The Fungal Genetics Stock Center has preserved and distributed strains of genetically characterized fungi since 1960. The collection includes over 20,000 accessioned strains of classical and genetically engineered mutants of key model, human, and plant pathogenic fungi. These materials are distributed as living stocks to researchers around the world.

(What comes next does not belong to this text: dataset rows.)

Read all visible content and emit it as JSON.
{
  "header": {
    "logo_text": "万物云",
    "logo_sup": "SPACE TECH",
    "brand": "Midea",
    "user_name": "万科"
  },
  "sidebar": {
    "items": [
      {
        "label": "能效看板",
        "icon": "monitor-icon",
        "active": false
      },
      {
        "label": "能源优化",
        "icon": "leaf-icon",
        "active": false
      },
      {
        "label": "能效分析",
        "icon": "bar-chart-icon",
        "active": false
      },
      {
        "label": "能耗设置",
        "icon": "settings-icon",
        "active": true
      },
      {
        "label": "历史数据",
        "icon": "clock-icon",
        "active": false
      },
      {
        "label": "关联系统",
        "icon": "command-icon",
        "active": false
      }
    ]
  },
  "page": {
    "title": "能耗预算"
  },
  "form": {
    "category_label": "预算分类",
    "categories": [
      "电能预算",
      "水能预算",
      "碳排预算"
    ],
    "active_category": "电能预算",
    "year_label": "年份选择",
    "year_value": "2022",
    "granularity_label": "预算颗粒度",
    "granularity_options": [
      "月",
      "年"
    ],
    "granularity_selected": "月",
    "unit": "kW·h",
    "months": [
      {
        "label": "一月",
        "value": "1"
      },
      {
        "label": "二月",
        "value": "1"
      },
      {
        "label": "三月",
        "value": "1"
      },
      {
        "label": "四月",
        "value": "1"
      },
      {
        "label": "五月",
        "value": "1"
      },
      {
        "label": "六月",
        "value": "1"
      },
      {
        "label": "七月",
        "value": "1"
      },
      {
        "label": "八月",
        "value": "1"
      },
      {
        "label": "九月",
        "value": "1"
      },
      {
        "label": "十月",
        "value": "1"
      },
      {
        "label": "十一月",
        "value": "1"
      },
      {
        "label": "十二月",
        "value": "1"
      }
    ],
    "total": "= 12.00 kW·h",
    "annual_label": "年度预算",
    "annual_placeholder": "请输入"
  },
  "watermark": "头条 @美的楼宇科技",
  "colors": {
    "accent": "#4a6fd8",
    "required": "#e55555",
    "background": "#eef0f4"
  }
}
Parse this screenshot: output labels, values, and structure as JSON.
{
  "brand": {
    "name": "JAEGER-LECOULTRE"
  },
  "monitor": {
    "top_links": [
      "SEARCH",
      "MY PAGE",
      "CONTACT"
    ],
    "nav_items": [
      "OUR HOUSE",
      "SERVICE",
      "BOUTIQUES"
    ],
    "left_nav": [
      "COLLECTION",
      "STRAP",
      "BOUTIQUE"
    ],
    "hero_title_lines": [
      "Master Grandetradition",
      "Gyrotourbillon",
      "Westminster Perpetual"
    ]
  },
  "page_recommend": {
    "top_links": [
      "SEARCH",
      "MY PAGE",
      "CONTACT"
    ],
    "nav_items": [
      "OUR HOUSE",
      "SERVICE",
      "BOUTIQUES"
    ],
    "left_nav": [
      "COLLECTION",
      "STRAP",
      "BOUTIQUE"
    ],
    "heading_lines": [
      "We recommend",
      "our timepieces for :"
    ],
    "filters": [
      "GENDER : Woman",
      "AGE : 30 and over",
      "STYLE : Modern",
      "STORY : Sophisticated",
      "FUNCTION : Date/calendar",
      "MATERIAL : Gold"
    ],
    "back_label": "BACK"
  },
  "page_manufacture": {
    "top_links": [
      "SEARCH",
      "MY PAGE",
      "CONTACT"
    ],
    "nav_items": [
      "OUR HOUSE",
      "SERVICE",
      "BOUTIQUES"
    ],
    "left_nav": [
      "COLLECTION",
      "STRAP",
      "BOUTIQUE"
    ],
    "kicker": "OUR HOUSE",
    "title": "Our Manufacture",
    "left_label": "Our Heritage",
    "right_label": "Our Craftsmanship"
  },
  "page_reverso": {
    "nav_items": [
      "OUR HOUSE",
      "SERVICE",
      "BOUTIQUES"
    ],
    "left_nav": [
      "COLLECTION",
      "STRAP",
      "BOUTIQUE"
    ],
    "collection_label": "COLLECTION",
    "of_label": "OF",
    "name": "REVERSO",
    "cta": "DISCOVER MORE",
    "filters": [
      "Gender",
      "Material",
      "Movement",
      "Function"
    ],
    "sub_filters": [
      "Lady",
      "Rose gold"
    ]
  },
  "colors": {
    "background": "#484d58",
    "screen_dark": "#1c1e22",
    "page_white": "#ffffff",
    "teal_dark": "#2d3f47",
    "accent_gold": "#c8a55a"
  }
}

The Swiss HIV Cohort Study (SHCS), established in 1988, is a systematic longitudinal study enrolling HIV-infected individuals in Switzerland. It is a collaboration of all Swiss University Hospital infectious disease outpatient clinics, two large cantonal hospitals, all with affiliated laboratories, and with affiliated smaller hospitals and private physicians carrying for HIV patients. The Swiss Mother and Child HIV Cohort Study (MoCHiV) is integrated into the SHCS. It aims at preventing mother to child transmission and enrolls HIV-infected pregnant women and their children. The SHCS involves practically all researchers being active in patient-oriented HIV research in Switzerland. The clinics can delegate recruitment of participants and follow-up visits to other outpatient clinics or to specialized private physicians, provided that the requirements of the protocol can be entirely fulfilled and controlled. The laboratories can contract other laboratories for some of the analyses.